### Instructions for the task
Go through the data line by line. Copy each one holding the string "Quantity".

[[ Records supplied, beginning ]]

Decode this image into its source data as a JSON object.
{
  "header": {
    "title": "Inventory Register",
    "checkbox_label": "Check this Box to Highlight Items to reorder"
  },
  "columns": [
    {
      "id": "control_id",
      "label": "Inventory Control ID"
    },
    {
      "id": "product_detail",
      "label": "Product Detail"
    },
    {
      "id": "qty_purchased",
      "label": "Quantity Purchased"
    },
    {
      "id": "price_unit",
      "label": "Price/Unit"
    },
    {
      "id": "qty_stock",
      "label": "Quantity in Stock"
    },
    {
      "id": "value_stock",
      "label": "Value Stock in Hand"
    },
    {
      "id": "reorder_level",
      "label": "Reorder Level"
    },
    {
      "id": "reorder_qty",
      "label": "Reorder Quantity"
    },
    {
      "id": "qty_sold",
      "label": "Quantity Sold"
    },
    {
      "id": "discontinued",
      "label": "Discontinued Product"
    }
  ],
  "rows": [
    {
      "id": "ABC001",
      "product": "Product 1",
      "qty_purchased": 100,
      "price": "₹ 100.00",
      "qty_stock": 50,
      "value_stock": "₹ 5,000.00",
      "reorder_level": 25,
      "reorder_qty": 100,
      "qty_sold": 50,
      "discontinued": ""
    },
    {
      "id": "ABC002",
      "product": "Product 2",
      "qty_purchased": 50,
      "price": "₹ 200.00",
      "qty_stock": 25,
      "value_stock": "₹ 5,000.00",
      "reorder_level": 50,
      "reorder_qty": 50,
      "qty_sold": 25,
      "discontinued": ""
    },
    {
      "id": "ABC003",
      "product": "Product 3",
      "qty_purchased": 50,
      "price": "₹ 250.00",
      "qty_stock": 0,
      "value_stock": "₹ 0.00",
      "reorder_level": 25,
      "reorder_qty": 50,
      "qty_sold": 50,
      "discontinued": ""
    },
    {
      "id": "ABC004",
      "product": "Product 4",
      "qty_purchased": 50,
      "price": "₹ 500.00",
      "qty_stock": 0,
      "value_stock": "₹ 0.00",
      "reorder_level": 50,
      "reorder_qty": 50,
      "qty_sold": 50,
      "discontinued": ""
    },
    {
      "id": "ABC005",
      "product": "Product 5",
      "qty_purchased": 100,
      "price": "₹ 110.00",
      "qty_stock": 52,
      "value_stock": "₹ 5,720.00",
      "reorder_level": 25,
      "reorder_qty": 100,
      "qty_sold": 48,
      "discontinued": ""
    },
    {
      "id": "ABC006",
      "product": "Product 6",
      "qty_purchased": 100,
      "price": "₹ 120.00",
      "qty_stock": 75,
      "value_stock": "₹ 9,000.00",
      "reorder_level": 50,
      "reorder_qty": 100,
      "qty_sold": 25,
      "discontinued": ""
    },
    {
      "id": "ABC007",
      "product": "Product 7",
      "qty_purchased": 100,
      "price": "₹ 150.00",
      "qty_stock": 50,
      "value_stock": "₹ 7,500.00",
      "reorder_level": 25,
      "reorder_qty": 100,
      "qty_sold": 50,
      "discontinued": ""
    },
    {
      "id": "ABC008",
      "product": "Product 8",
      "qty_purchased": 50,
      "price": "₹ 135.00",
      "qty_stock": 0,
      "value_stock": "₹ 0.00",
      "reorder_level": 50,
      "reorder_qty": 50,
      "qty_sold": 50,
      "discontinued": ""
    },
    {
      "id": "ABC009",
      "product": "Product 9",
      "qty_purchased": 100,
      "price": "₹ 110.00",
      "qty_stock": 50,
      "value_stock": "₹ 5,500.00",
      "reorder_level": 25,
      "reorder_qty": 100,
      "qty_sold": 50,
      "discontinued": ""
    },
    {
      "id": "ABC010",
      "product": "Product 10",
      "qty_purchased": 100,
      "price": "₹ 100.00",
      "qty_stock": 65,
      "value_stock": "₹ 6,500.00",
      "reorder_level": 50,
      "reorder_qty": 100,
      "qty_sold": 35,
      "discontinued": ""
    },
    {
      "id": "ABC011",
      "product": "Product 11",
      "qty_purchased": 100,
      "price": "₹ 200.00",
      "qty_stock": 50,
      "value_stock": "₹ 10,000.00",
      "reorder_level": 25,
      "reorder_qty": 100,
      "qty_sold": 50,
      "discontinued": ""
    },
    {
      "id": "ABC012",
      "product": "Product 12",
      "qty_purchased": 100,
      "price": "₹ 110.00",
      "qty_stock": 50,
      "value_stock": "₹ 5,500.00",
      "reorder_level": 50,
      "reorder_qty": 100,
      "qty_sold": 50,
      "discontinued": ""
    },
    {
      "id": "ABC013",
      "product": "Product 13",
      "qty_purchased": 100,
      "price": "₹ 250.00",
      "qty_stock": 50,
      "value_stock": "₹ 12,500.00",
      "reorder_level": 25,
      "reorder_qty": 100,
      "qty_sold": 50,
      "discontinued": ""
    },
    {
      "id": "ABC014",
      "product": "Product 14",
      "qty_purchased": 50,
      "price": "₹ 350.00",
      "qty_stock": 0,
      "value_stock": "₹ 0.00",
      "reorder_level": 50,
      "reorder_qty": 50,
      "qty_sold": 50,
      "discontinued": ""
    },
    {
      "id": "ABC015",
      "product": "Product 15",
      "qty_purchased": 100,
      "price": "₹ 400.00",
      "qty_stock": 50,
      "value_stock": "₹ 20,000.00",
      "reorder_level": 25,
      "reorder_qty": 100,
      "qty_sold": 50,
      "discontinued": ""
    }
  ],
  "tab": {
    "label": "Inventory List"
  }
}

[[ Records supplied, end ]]

### Answer to this problem
      "label": "Quantity Purchased"
      "label": "Quantity in Stock"
      "label": "Reorder Quantity"
      "label": "Quantity Sold"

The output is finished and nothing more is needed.